:: Records for this task ::
__________
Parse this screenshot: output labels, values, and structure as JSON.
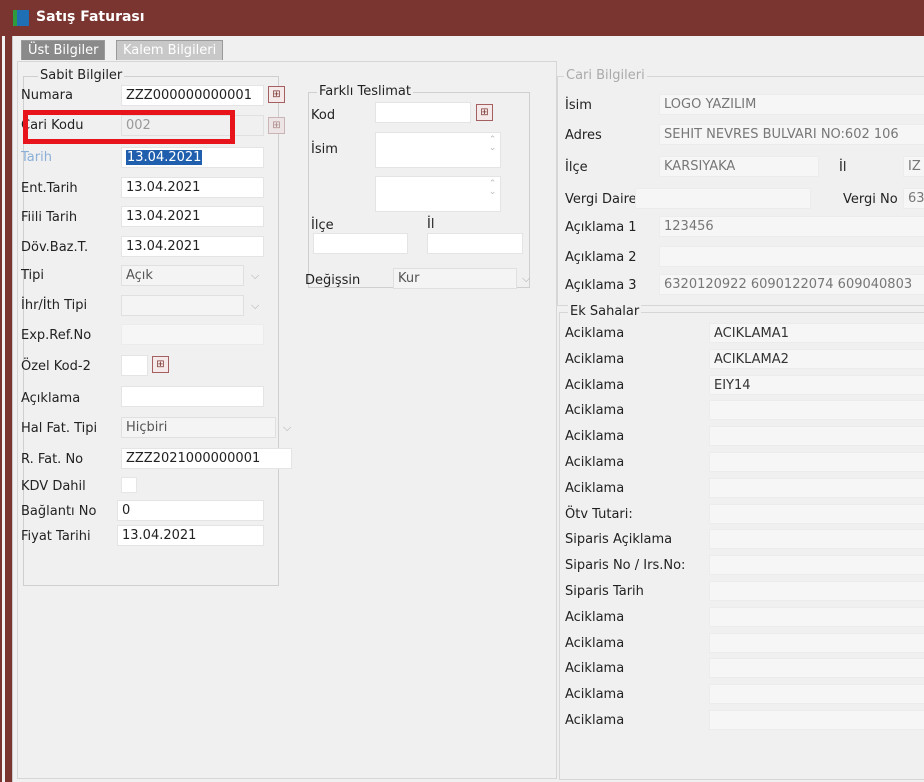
{
  "window": {
    "title": "Satış Faturası",
    "tabs": [
      {
        "label": "Üst Bilgiler",
        "active": true
      },
      {
        "label": "Kalem Bilgileri",
        "active": false
      }
    ]
  },
  "sabit": {
    "legend": "Sabit Bilgiler",
    "numara_label": "Numara",
    "numara_value": "ZZZ000000000001",
    "cari_kodu_label": "Cari Kodu",
    "cari_kodu_value": "002",
    "tarih_label": "Tarih",
    "tarih_value": "13.04.2021",
    "ent_tarih_label": "Ent.Tarih",
    "ent_tarih_value": "13.04.2021",
    "fiili_tarih_label": "Fiili Tarih",
    "fiili_tarih_value": "13.04.2021",
    "dov_baz_label": "Döv.Baz.T.",
    "dov_baz_value": "13.04.2021",
    "tipi_label": "Tipi",
    "tipi_value": "Açık",
    "ihr_label": "İhr/İth Tipi",
    "ihr_value": "",
    "exp_label": "Exp.Ref.No",
    "exp_value": "",
    "ozel_kod_label": "Özel Kod-2",
    "ozel_kod_value": "",
    "aciklama_label": "Açıklama",
    "aciklama_value": "",
    "hal_fat_label": "Hal Fat. Tipi",
    "hal_fat_value": "Hiçbiri",
    "r_fat_label": "R. Fat. No",
    "r_fat_value": "ZZZ2021000000001",
    "kdv_label": "KDV Dahil",
    "baglanti_label": "Bağlantı No",
    "baglanti_value": "0",
    "fiyat_tarihi_label": "Fiyat Tarihi",
    "fiyat_tarihi_value": "13.04.2021"
  },
  "farkli": {
    "legend": "Farklı Teslimat",
    "kod_label": "Kod",
    "kod_value": "",
    "isim_label": "İsim",
    "ilce_label": "İlçe",
    "il_label": "İl",
    "degissin_label": "Değişsin",
    "degissin_value": "Kur"
  },
  "cari": {
    "legend": "Cari Bilgileri",
    "isim_label": "İsim",
    "isim_value": "LOGO YAZILIM",
    "adres_label": "Adres",
    "adres_value": "SEHIT NEVRES BULVARI NO:602 106",
    "ilce_label": "İlçe",
    "ilce_value": "KARSIYAKA",
    "il_label": "İl",
    "il_value": "IZ",
    "vergi_dairesi_label": "Vergi Dairesi",
    "vergi_dairesi_value": "",
    "vergi_no_label": "Vergi No",
    "vergi_no_value": "63",
    "aciklama1_label": "Açıklama 1",
    "aciklama1_value": "123456",
    "aciklama2_label": "Açıklama 2",
    "aciklama2_value": "",
    "aciklama3_label": "Açıklama 3",
    "aciklama3_value": "6320120922 6090122074 609040803"
  },
  "ek": {
    "legend": "Ek Sahalar",
    "rows": [
      {
        "label": "Aciklama",
        "value": "ACIKLAMA1"
      },
      {
        "label": "Aciklama",
        "value": "ACIKLAMA2"
      },
      {
        "label": "Aciklama",
        "value": "EIY14"
      },
      {
        "label": "Aciklama",
        "value": ""
      },
      {
        "label": "Aciklama",
        "value": ""
      },
      {
        "label": "Aciklama",
        "value": ""
      },
      {
        "label": "Aciklama",
        "value": ""
      },
      {
        "label": "Ötv Tutari:",
        "value": ""
      },
      {
        "label": "Siparis Açiklama",
        "value": ""
      },
      {
        "label": "Siparis No / Irs.No:",
        "value": ""
      },
      {
        "label": "Siparis Tarih",
        "value": ""
      },
      {
        "label": "Aciklama",
        "value": ""
      },
      {
        "label": "Aciklama",
        "value": ""
      },
      {
        "label": "Aciklama",
        "value": ""
      },
      {
        "label": "Aciklama",
        "value": ""
      },
      {
        "label": "Aciklama",
        "value": ""
      }
    ]
  },
  "colors": {
    "titlebar": "#7a3530",
    "selection": "#1f5fae",
    "highlight_box": "#e8141b"
  }
}
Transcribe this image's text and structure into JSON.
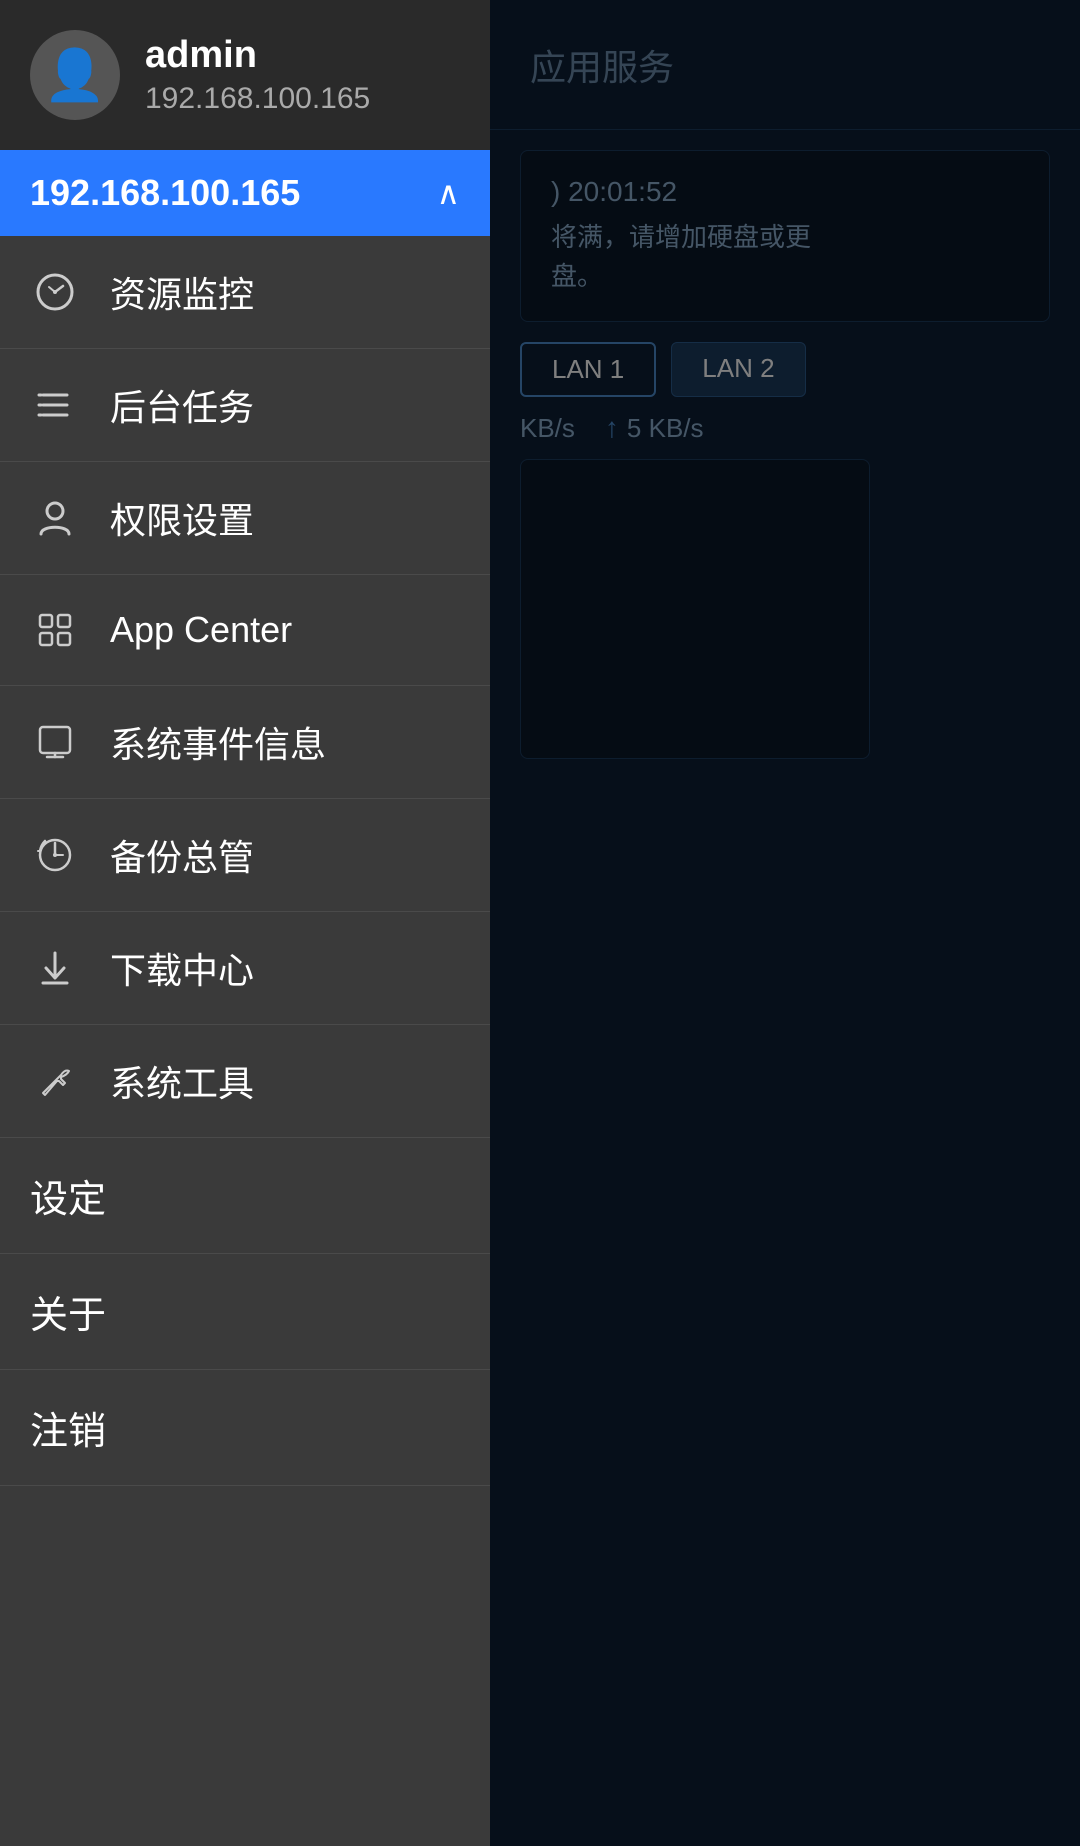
{
  "user": {
    "name": "admin",
    "ip": "192.168.100.165",
    "avatar_icon": "👤"
  },
  "server_selector": {
    "ip": "192.168.100.165",
    "chevron": "∧"
  },
  "right_panel": {
    "title": "应用服务",
    "notification": {
      "time": ") 20:01:52",
      "text": "将满，请增加硬盘或更\n盘。"
    },
    "lan_tabs": [
      {
        "label": "LAN 1",
        "active": true
      },
      {
        "label": "LAN 2",
        "active": false
      }
    ],
    "speeds": {
      "download": "KB/s",
      "upload": "5 KB/s",
      "up_arrow": "↑"
    }
  },
  "menu": {
    "items": [
      {
        "id": "resource-monitor",
        "icon": "⏱",
        "label": "资源监控"
      },
      {
        "id": "background-tasks",
        "icon": "≡",
        "label": "后台任务"
      },
      {
        "id": "permissions",
        "icon": "♟",
        "label": "权限设置"
      },
      {
        "id": "app-center",
        "icon": "⊞",
        "label": "App Center"
      },
      {
        "id": "system-events",
        "icon": "⊡",
        "label": "系统事件信息"
      },
      {
        "id": "backup",
        "icon": "⏰",
        "label": "备份总管"
      },
      {
        "id": "download-center",
        "icon": "↓",
        "label": "下载中心"
      },
      {
        "id": "system-tools",
        "icon": "🔧",
        "label": "系统工具"
      }
    ],
    "sections": [
      {
        "id": "settings",
        "label": "设定"
      },
      {
        "id": "about",
        "label": "关于"
      },
      {
        "id": "logout",
        "label": "注销"
      }
    ]
  }
}
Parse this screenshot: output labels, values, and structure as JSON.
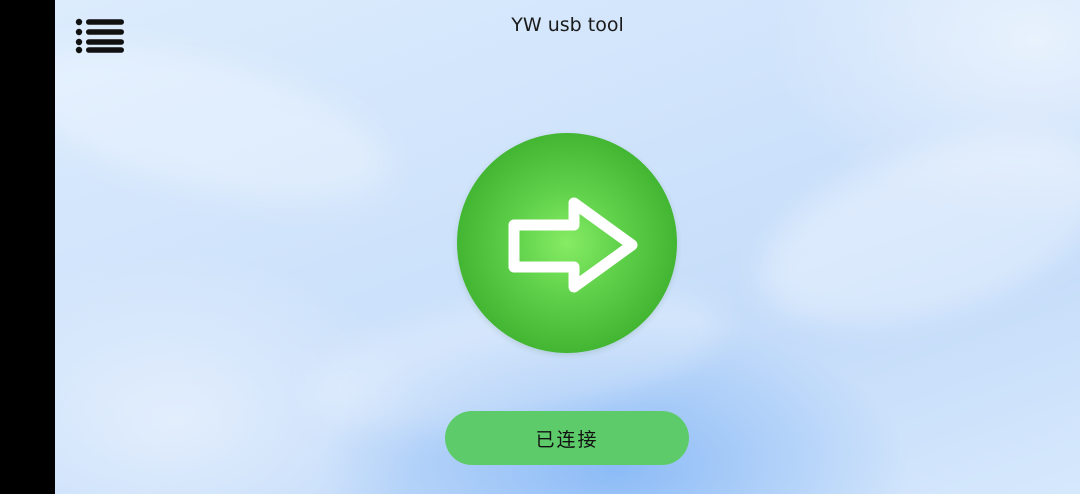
{
  "header": {
    "title": "YW usb tool",
    "menu_icon": "list-menu-icon"
  },
  "main": {
    "connect_icon": "arrow-right-icon",
    "status_label": "已连接"
  },
  "colors": {
    "background": "#cfe3fb",
    "circle_green": "#3fb22f",
    "status_button_green": "#5ecb6a",
    "side_bar": "#000000"
  }
}
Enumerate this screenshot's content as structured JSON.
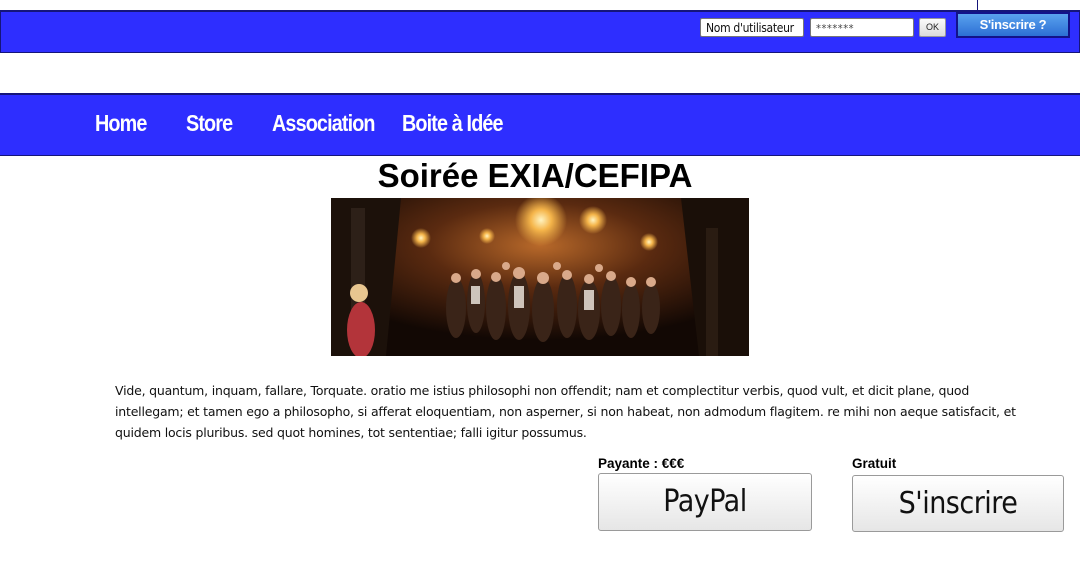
{
  "header": {
    "username_placeholder": "Nom d'utilisateur",
    "password_value": "*******",
    "ok_label": "OK",
    "signup_label": "S'inscrire ?"
  },
  "nav": {
    "items": [
      {
        "label": "Home"
      },
      {
        "label": "Store"
      },
      {
        "label": "Association"
      },
      {
        "label": "Boite à Idée"
      }
    ]
  },
  "event": {
    "title": "Soirée EXIA/CEFIPA",
    "description": "Vide, quantum, inquam, fallare, Torquate. oratio me istius philosophi non offendit; nam et complectitur verbis, quod vult, et dicit plane, quod intellegam; et tamen ego a philosopho, si afferat eloquentiam, non asperner, si non habeat, non admodum flagitem. re mihi non aeque satisfacit, et quidem locis pluribus. sed quot homines, tot sententiae; falli igitur possumus."
  },
  "payment": {
    "paid_label": "Payante : €€€",
    "paid_button": "PayPal",
    "free_label": "Gratuit",
    "free_button": "S'inscrire"
  }
}
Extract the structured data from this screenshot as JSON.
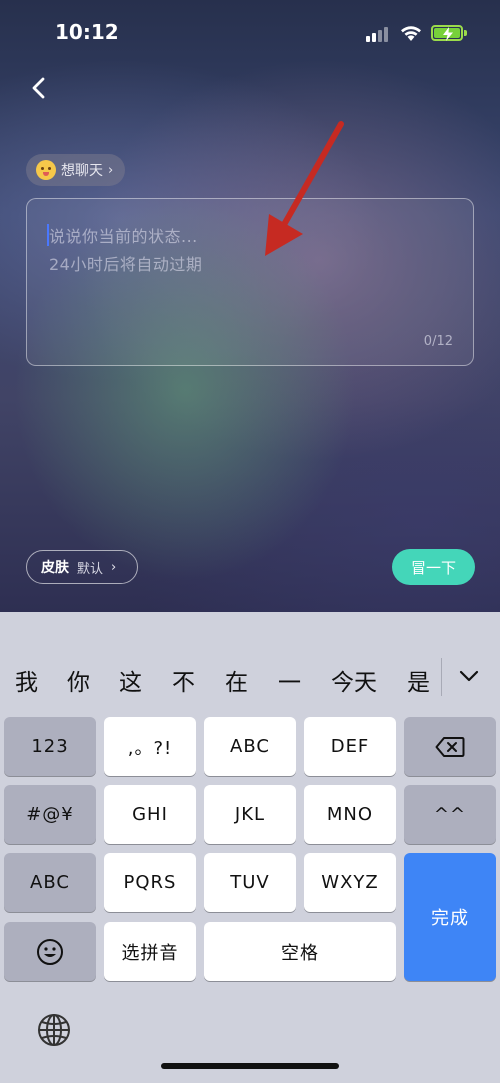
{
  "status_bar": {
    "time": "10:12"
  },
  "header": {
    "back_icon": "chevron-left-icon"
  },
  "mood_chip": {
    "emoji_icon": "smiling-face-icon",
    "label": "想聊天",
    "chevron": "›"
  },
  "status_input": {
    "placeholder_line1": "说说你当前的状态...",
    "placeholder_line2": "24小时后将自动过期",
    "counter": "0/12"
  },
  "skin_button": {
    "label": "皮肤",
    "value": "默认",
    "chevron": "›"
  },
  "submit_button": {
    "label": "冒一下",
    "color": "#44d6b9"
  },
  "annotation": {
    "icon": "red-arrow-icon",
    "color": "#c62a22"
  },
  "keyboard": {
    "candidates": [
      "我",
      "你",
      "这",
      "不",
      "在",
      "一",
      "今天",
      "是"
    ],
    "rows": {
      "r1": [
        "123",
        ",。?!",
        "ABC",
        "DEF"
      ],
      "r2": [
        "#@¥",
        "GHI",
        "JKL",
        "MNO",
        "^^"
      ],
      "r3": [
        "ABC",
        "PQRS",
        "TUV",
        "WXYZ"
      ],
      "r4": [
        "选拼音",
        "空格"
      ]
    },
    "delete_icon": "backspace-icon",
    "emoji_icon": "emoji-face-icon",
    "globe_icon": "globe-icon",
    "done_label": "完成",
    "done_color": "#3e85f6"
  }
}
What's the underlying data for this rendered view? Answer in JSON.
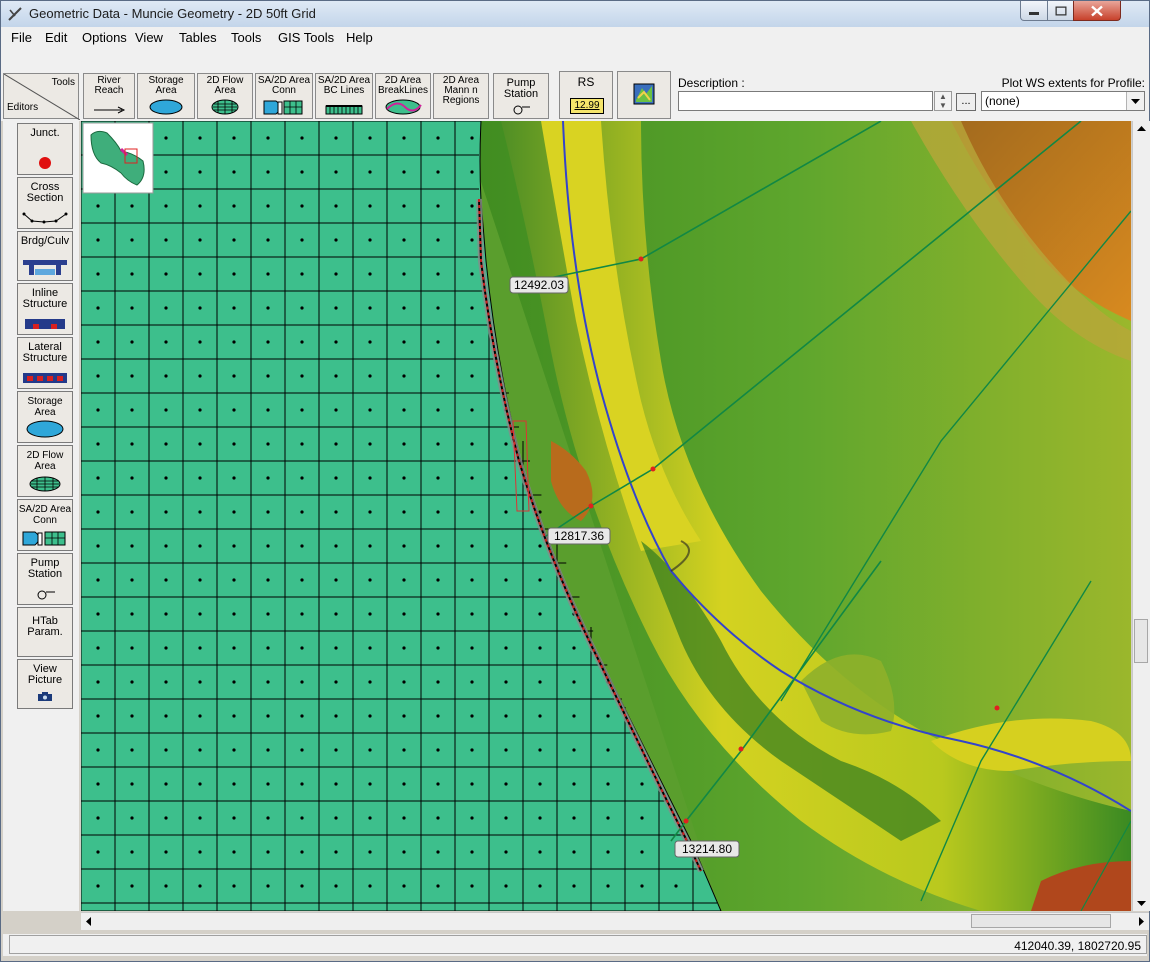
{
  "window": {
    "title": "Geometric Data - Muncie Geometry - 2D 50ft Grid"
  },
  "menu": [
    "File",
    "Edit",
    "Options",
    "View",
    "Tables",
    "Tools",
    "GIS Tools",
    "Help"
  ],
  "toolbar": {
    "tools_label": "Tools",
    "editors_label": "Editors",
    "buttons": [
      {
        "l1": "River",
        "l2": "Reach"
      },
      {
        "l1": "Storage",
        "l2": "Area"
      },
      {
        "l1": "2D Flow",
        "l2": "Area"
      },
      {
        "l1": "SA/2D Area",
        "l2": "Conn"
      },
      {
        "l1": "SA/2D Area",
        "l2": "BC Lines"
      },
      {
        "l1": "2D Area",
        "l2": "BreakLines"
      },
      {
        "l1": "2D Area",
        "l2": "Mann n",
        "l3": "Regions"
      },
      {
        "l1": "Pump",
        "l2": "Station"
      }
    ],
    "rs_label": "RS",
    "rs_value": "12.99",
    "description_label": "Description :",
    "description_value": "",
    "ellipsis_label": "...",
    "profile_label": "Plot WS extents for Profile:",
    "profile_value": "(none)"
  },
  "editors": [
    {
      "l1": "Junct.",
      "l2": ""
    },
    {
      "l1": "Cross",
      "l2": "Section"
    },
    {
      "l1": "Brdg/Culv",
      "l2": ""
    },
    {
      "l1": "Inline",
      "l2": "Structure"
    },
    {
      "l1": "Lateral",
      "l2": "Structure"
    },
    {
      "l1": "Storage",
      "l2": "Area"
    },
    {
      "l1": "2D Flow",
      "l2": "Area"
    },
    {
      "l1": "SA/2D Area",
      "l2": "Conn"
    },
    {
      "l1": "Pump",
      "l2": "Station"
    },
    {
      "l1": "HTab",
      "l2": "Param."
    },
    {
      "l1": "View",
      "l2": "Picture"
    }
  ],
  "map": {
    "cross_sections": [
      "12492.03",
      "12817.36",
      "13214.80"
    ]
  },
  "status": {
    "coordinates": "412040.39, 1802720.95"
  },
  "colors": {
    "grid_fill": "#3dbf8c",
    "river_line": "#3344cc",
    "xs_line": "#118844",
    "breakline": "#cc2222"
  }
}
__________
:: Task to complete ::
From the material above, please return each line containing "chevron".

:: Worked solution ::
    "chevron": "∧"
    "back_icon": "chevron-left-icon"
    "chevron": "›"
    "chevron": "›"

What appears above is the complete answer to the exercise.